And then there is the curious case of the missing World’s Record ram. A. Phimister Proctor was one of America’s greatest sculptors, and in the fall of 1912, he went sheep hunting with Riggall. The men saddled up and ventured into the Yarrow Creek country, which Riggall knew well. On this hunt, Proctor was hunting with a new rifle. When Riggall spotted a shooter ram, Proctor’s bullets flew everywhere but at the target. After figuring out the problem, Proctor connected on two massive bighorns, but their fate remains unknown.

Writing about the ram in the Club’s Records of North American Big Game, 15th Edition, Club member Tony Caliguri writes, “The ram was on loan for a time, possibly to the Camp Fire Club or the American Museum of Natural History. It was heralded as the World’s Record, but no records or score charts exist. Riggall guided for 66 bighorn rams, all over 36 inches, several over 40 inches, and many of record-book class. He remembered the Proctor ram as the largest bighorn sheep he ever saw, even bigger than the World’s Record Bovey ram. A quick back-of-the-envelope calculation using the 18 6/8-inch bases, 41-inch length, and, assuming the mass would be carried out the same as similar western Alberta rams, Proctor’s ram might score over 215 points, possibly eclipsing the current Wild Horse Island World’s Record.” Proctor's ram remains AWOL.


You need to register on B&C’s website to view score charts. It's FREE and takes less than a minute to complete. If you already have an account, simply log in to gain access.
Register for FREE 

About Adventures from the Archives

The Boone and Crockett Club’s records contain more than 70,000 big game entries, from musk ox to mule deer. Among those entries are more than a few stories of adventures afield. To celebrate those trophies, their habitat, and the hunter, we’re bringing those stories back to life with each installment of Boone and Crockett’s Adventures from the Archives.

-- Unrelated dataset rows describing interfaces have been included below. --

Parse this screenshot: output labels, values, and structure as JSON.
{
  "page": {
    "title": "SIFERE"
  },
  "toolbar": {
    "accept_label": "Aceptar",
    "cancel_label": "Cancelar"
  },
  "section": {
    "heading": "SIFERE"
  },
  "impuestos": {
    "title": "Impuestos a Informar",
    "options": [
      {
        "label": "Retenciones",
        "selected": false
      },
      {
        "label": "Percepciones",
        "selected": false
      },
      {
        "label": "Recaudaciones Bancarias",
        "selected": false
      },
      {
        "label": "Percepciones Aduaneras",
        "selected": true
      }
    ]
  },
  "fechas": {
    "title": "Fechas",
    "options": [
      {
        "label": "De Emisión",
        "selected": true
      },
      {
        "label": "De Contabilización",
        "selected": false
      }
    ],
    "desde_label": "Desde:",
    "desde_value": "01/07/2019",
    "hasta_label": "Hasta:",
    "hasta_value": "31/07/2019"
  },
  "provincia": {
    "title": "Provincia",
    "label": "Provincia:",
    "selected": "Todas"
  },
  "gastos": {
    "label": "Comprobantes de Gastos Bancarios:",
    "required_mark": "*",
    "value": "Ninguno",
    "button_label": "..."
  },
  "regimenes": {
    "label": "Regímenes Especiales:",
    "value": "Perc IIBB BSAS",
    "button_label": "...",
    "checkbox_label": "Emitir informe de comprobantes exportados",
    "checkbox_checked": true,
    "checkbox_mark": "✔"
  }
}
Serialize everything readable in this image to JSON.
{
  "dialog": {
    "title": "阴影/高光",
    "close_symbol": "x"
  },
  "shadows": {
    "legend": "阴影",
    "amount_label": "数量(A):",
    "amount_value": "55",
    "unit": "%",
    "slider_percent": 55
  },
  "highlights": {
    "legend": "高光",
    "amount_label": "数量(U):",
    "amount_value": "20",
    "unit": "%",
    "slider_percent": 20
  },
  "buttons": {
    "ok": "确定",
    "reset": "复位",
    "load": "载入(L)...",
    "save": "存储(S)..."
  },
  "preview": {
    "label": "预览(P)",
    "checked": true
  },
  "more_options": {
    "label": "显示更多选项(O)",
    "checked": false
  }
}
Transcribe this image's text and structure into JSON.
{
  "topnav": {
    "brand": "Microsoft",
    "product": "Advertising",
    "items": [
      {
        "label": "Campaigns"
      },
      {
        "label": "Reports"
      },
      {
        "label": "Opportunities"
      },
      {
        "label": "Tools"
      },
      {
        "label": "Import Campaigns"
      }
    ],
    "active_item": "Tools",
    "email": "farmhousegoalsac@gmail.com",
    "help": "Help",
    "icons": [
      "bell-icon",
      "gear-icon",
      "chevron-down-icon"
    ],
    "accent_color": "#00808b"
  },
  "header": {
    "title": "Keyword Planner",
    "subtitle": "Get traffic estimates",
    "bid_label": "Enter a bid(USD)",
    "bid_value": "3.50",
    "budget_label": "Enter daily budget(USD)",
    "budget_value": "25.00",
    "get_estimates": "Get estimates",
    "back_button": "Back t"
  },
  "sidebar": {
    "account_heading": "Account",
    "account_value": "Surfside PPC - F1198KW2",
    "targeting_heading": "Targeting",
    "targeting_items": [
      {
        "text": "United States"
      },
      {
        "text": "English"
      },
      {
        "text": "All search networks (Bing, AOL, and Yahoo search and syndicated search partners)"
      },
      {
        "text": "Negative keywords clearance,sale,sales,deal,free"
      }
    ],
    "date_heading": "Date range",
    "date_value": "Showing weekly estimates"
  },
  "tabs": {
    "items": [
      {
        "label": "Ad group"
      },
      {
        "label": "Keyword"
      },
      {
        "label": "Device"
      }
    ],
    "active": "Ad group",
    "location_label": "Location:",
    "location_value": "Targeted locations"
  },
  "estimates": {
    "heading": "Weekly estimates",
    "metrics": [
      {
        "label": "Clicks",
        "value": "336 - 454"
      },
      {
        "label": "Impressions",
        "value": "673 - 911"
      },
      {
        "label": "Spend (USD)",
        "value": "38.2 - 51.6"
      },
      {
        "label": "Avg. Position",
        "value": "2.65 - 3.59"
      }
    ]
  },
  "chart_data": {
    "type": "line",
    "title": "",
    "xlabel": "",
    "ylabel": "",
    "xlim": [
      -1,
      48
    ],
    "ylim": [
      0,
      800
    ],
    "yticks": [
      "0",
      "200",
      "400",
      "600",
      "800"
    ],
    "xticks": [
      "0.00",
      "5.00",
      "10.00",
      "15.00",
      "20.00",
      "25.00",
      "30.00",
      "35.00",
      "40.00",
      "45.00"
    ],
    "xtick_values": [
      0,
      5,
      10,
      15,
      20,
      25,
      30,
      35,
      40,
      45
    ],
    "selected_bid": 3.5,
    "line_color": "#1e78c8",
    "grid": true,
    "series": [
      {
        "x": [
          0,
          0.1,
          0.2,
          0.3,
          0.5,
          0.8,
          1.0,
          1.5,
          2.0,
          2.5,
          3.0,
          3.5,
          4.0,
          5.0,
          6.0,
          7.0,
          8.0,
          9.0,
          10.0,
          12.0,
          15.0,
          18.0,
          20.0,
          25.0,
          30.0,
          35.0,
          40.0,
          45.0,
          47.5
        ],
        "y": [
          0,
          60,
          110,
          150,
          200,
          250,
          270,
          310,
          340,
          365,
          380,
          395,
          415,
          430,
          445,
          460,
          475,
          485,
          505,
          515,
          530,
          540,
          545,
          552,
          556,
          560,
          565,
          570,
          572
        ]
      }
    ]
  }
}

Support Conservation

Support Hunting

Support Conservation

Support Education

"The wildlife and its habitat cannot speak. So we must and we will."

-Theodore Roosevelt